[Recorded data]
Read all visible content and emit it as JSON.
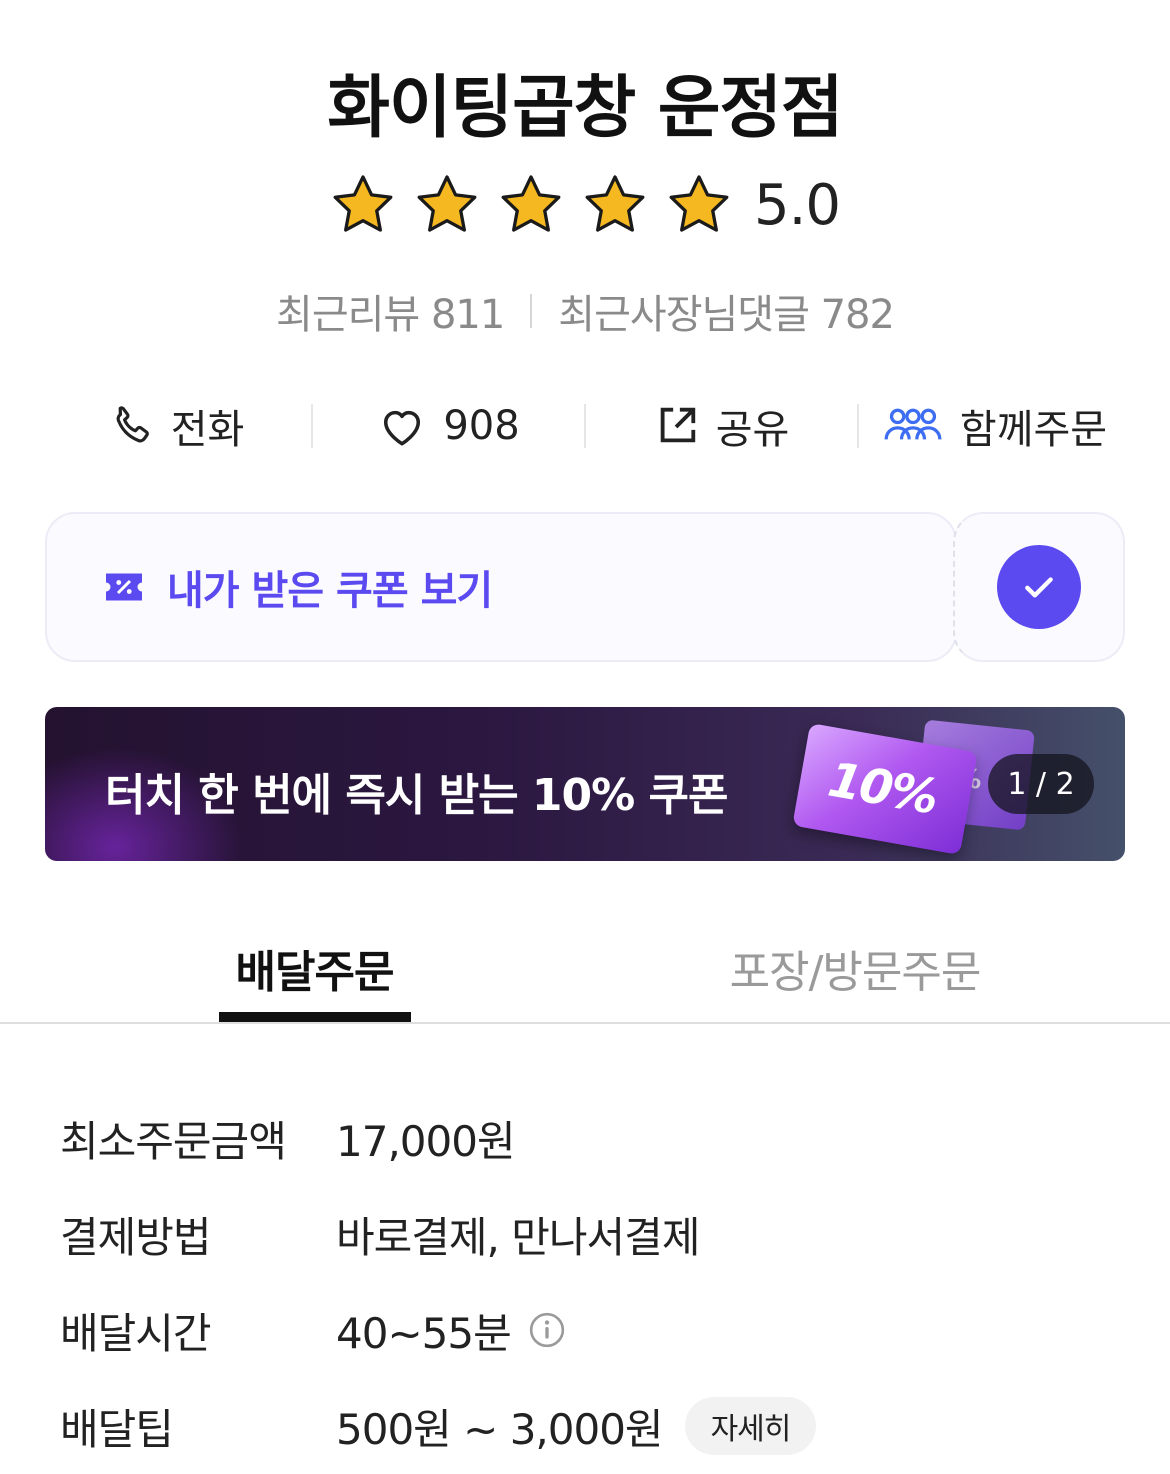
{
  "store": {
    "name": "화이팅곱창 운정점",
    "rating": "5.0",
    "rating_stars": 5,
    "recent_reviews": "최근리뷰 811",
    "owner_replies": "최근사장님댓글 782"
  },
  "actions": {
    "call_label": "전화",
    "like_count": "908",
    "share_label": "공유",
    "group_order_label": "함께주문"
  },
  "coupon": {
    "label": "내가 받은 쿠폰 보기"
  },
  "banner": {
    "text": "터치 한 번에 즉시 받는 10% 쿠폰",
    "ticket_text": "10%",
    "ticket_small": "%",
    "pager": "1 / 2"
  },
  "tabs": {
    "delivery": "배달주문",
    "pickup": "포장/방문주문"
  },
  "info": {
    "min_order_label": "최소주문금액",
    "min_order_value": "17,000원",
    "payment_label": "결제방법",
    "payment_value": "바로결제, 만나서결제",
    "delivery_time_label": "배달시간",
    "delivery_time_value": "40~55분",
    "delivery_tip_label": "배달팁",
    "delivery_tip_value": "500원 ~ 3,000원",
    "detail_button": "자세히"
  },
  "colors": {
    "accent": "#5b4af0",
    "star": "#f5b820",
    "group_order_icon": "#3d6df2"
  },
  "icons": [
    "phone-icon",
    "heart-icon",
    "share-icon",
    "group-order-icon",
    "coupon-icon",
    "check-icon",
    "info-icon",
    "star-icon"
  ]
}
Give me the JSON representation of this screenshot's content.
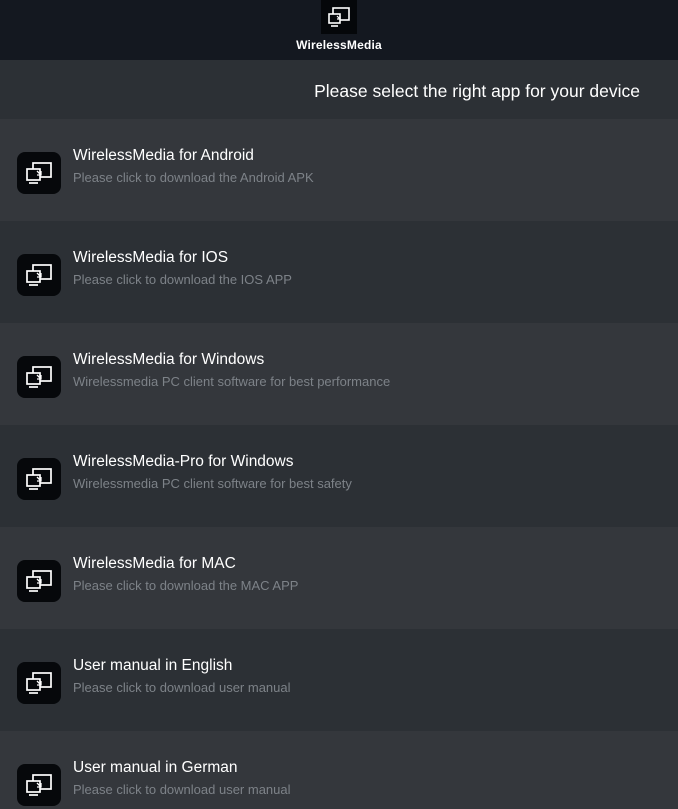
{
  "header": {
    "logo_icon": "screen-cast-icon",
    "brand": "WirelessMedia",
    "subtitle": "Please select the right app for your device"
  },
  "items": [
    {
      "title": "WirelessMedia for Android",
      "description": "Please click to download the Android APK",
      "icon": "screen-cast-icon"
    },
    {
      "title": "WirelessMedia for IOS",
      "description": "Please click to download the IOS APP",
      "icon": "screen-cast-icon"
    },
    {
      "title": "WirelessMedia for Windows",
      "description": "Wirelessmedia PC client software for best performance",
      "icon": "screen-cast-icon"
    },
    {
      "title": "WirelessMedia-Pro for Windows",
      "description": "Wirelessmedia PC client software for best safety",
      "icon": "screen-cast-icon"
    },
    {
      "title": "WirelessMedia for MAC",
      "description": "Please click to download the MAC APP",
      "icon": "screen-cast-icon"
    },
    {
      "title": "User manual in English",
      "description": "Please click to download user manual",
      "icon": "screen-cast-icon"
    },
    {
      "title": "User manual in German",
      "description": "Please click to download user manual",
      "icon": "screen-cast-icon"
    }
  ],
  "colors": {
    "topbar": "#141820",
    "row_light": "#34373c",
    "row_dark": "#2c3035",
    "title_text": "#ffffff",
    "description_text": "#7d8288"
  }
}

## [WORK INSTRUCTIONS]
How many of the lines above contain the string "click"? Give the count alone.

## [ANSWER BELOW]
5